What education has done literally to almost all kids now, everywhere across the country, is communicate through its structures that if a learner can’t do the work in class, we’ll give that student twice the amount of English and math in a school day, more by far any other content area, which includes science and social studies – and particularly any sort of art or physical education. That’s called double blocking. Kids in remedial classes find themselves doing twice as many worksheets, listening to twice as many lectures, and taking twice as many tests because a single block of math and/or reading didn’t work. So, once again, educators double down on compliance‐driven schooling. That’s the design of the institution – it’s not conspiratorial. This exists publicly as the strategy of choice if a student is struggling in school. Significant literature and historical research document how and why this was set in motion a long time ago. President Woodrow Wilson (Wilson 1909) and then Ellwood Cubberley (Cubberley 1919) from Stanford both basically said in the early twentieth century that we only need a small group of people to get a liberal education, and a much bigger group to forego the privilege of a liberal education. Unfortunately, for many people today that’s still okay. But it’s not okay with us.

The district mission to create an inclusive community of learners and learning is no longer limited to just what we do in our own schools, but rather has expanded to influence equity and access beyond our schools. This has occurred through purposeful connectivity of our educators and learners with others across our district’s 25 schools as well as to other states and even countries. Our efforts are different and unique here because educators are working to convert a public school system that over years and years wasn’t designed for what we are doing now to empower children. We’re working – against rules and excuses – to convert an institution to a progressive model of education grounded in an “all means all” philosophy when it comes to every child participating in rich, experiential learning.

Source: Timeless Learning: How Imagination, Observation, and Zero-Based Thinking Change Schools (Kindle Locations 1036-1052). Wiley. Kindle Edition.

Specifically, the idea that civility is more important than justice. The demand that we allow the powerful to eat in comfort, to never be disturbed, is nothing short of respectability politics. It’s a moving goalpost, historically used to shame, frame, and exhaust people who, despite being brutalized and terrorized, wanted not revenge, but equity. I have no patience for it.
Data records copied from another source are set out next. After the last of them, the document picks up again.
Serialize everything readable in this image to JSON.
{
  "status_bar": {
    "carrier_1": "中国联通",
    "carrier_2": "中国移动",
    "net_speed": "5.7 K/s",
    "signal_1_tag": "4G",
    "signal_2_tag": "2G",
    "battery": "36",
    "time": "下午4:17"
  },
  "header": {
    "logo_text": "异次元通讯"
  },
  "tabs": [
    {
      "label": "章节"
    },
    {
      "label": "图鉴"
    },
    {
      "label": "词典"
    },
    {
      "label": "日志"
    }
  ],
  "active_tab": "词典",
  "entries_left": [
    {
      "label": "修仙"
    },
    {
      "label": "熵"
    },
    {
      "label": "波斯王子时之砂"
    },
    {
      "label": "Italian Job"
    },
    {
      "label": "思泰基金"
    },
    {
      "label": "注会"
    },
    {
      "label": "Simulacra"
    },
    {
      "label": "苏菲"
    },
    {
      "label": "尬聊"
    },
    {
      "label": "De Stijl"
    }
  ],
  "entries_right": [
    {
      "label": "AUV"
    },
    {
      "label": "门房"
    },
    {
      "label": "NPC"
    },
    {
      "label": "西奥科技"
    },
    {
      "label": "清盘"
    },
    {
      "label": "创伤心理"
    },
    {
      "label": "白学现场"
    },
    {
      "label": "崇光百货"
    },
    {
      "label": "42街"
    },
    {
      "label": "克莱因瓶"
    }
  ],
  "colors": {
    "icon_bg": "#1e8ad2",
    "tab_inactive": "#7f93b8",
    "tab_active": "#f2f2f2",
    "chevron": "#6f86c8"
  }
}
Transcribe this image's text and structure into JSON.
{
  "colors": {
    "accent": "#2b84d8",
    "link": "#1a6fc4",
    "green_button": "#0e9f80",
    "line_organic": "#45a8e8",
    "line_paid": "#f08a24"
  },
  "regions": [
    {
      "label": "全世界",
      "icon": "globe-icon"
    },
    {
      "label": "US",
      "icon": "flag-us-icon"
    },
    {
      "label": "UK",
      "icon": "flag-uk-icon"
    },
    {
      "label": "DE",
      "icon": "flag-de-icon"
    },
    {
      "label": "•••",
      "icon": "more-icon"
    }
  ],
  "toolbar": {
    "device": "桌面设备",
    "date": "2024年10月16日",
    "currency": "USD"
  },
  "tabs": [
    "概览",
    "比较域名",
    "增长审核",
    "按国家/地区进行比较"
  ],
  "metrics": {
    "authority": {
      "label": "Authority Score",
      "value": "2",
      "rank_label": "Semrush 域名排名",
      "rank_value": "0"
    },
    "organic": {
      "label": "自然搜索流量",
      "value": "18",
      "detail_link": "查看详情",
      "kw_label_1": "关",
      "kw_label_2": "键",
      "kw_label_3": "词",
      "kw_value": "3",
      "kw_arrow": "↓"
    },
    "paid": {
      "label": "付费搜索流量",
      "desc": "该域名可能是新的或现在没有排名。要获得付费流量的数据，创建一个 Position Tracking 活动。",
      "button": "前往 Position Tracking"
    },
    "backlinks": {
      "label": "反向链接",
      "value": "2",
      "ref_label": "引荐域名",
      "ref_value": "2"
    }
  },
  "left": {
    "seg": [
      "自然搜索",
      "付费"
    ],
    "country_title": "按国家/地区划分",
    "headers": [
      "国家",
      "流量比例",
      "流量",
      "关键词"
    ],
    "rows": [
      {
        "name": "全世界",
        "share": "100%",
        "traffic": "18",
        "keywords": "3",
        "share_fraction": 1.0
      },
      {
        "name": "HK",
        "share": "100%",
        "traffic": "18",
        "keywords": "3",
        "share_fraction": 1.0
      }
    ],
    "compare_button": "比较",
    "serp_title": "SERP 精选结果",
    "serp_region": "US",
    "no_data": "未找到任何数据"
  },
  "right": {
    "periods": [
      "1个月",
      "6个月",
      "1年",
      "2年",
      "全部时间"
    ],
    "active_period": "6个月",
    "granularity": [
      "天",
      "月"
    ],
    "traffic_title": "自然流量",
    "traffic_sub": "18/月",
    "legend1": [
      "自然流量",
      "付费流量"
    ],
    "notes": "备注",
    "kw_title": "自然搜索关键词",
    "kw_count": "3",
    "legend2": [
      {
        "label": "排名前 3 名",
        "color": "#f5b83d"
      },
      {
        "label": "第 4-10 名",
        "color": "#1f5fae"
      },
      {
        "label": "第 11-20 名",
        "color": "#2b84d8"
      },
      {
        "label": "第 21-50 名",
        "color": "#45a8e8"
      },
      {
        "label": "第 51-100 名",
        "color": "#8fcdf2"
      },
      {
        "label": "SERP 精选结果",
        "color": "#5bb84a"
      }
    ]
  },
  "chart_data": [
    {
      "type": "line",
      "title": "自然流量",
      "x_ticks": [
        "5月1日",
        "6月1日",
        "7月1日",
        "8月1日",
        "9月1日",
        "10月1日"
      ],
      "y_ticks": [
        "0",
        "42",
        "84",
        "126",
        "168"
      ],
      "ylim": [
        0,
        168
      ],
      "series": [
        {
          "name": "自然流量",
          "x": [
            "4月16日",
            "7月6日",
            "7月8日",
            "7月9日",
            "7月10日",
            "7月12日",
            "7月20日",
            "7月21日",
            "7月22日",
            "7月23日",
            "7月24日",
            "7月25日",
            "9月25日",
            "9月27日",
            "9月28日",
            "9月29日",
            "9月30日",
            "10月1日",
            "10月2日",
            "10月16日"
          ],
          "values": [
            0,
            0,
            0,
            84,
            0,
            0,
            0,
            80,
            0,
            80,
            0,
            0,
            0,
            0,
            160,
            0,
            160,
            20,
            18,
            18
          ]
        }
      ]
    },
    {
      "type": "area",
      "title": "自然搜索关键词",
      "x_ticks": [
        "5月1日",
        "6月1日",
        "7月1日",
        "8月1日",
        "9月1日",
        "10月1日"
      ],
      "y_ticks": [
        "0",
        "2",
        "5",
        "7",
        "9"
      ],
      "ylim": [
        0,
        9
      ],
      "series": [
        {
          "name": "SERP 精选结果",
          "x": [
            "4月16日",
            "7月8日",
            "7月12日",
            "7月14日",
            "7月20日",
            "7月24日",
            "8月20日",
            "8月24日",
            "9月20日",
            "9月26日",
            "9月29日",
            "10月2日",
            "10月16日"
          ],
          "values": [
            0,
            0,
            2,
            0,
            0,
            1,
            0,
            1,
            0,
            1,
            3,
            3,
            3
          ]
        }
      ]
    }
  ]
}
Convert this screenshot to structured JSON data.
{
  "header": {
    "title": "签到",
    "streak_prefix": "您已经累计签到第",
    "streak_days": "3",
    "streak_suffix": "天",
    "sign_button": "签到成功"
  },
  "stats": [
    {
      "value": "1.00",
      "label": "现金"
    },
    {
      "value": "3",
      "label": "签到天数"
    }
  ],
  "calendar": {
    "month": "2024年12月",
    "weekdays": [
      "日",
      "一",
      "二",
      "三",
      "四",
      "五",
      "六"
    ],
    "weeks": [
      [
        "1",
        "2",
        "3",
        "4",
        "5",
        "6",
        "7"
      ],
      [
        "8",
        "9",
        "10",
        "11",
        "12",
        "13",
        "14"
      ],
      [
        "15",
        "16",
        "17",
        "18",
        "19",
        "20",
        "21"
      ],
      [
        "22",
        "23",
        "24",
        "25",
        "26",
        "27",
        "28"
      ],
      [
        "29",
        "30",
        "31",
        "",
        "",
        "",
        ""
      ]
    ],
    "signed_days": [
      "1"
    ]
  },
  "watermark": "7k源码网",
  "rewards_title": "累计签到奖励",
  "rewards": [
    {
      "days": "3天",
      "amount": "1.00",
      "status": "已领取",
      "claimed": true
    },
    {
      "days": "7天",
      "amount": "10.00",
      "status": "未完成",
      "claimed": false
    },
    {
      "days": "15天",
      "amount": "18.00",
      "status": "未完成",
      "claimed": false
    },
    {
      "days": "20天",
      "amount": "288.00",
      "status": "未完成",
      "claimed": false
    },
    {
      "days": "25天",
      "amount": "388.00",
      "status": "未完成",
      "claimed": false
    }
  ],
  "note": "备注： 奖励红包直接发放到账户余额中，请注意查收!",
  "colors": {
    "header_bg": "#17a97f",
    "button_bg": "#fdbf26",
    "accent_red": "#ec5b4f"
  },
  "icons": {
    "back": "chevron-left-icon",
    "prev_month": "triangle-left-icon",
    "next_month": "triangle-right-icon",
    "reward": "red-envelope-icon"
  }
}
Source: In Defense of the Powerful: Jen Hatmaker, Ted Cruz & Respectability Politics — Tori Williams Douglass